The majority of cases across California and globally continue to be in men or transgender people who have sex with men. The virus spreads primarily through intimate, skin-to-skin contact, such as intercourse. However, monkeypox also can be spread through items that have come in contact with infectious lesions, such as bedding or towels, and through respiratory droplets during close face-to-face contact, such as kissing.

No one has died of monkeypox in the U.S., and most people recover without treatment, but the skin lesions that can develop can be extremely painful. A small percentage of infected people have ended up in the hospital for additional care, the California Department of Public Health has reported.

The first two cases of someone younger than 18 becoming infected with monkeypox were reported by the Centers for Disease Control and Prevention in late July, and included a toddler in California. At the time, CDC officials said that the two youth cases were linked to household members who were infected and that the children had received the investigational Tpoxx treatment drug, which has shown promise for lessening the severity of monkeypox symptoms.

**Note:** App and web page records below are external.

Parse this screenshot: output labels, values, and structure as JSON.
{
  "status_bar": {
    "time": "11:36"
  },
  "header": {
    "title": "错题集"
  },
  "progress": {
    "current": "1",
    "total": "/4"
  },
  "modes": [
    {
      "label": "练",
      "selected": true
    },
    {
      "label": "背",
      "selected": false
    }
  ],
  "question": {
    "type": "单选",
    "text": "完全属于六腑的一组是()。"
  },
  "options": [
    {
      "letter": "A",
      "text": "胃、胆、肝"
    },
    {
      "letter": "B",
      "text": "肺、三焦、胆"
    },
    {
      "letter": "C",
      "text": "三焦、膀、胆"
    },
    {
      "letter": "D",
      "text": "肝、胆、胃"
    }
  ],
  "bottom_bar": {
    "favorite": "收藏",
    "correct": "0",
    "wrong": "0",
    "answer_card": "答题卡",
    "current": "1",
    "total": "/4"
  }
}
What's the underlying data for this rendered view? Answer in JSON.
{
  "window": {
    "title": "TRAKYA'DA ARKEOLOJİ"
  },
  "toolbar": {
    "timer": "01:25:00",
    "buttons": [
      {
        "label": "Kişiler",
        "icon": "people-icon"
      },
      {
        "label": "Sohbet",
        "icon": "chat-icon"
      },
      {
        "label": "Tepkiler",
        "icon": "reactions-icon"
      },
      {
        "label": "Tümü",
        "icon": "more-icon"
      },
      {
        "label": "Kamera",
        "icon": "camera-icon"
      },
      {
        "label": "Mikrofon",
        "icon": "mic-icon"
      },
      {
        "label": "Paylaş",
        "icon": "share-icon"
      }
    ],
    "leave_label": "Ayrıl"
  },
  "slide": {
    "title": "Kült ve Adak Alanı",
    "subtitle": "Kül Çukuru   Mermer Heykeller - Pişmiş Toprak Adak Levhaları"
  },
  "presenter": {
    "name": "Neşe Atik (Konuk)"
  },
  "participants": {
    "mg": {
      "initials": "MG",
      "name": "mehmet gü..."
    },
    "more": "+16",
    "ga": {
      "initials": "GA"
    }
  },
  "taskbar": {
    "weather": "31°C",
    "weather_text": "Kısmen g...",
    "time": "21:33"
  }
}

The first pediatric monkeypox case in Los Angeles County also was linked to household members, Long Beach health officials said when that case was reported earlier this month. That child has since recovered.

Chinsio-Kwong, with the Orange County Health Care Agency, declined to comment on specifics of the county's first pediatric case, citing privacy. But she said the child "has been receiving appropriate care from their health provider and is improving."

"It is very important for all potential cases to seek medical attention for appropriate assessment and treatment," Chinsio-Kwong said. She said a full contact investigation is underway.

In a statement, the Orange County Health Care Agency said vaccines are being offered to those who may have been exposed to the child.

Vaccines for monkeypox are still in limited supply, so widespread vaccination is not being recommended. The two-dose series is being offered to those most at risk, primarily men or transgender people who have sex with men and meet certain health or risk factors.

Orange County residents can check their eligibility and sign up for shots online or by calling the Health Care Agency's referral line at (800) 564-9448 from 8 a.m. to 5 p.m. Monday through Friday.

This story originally appeared in Los Angeles Times.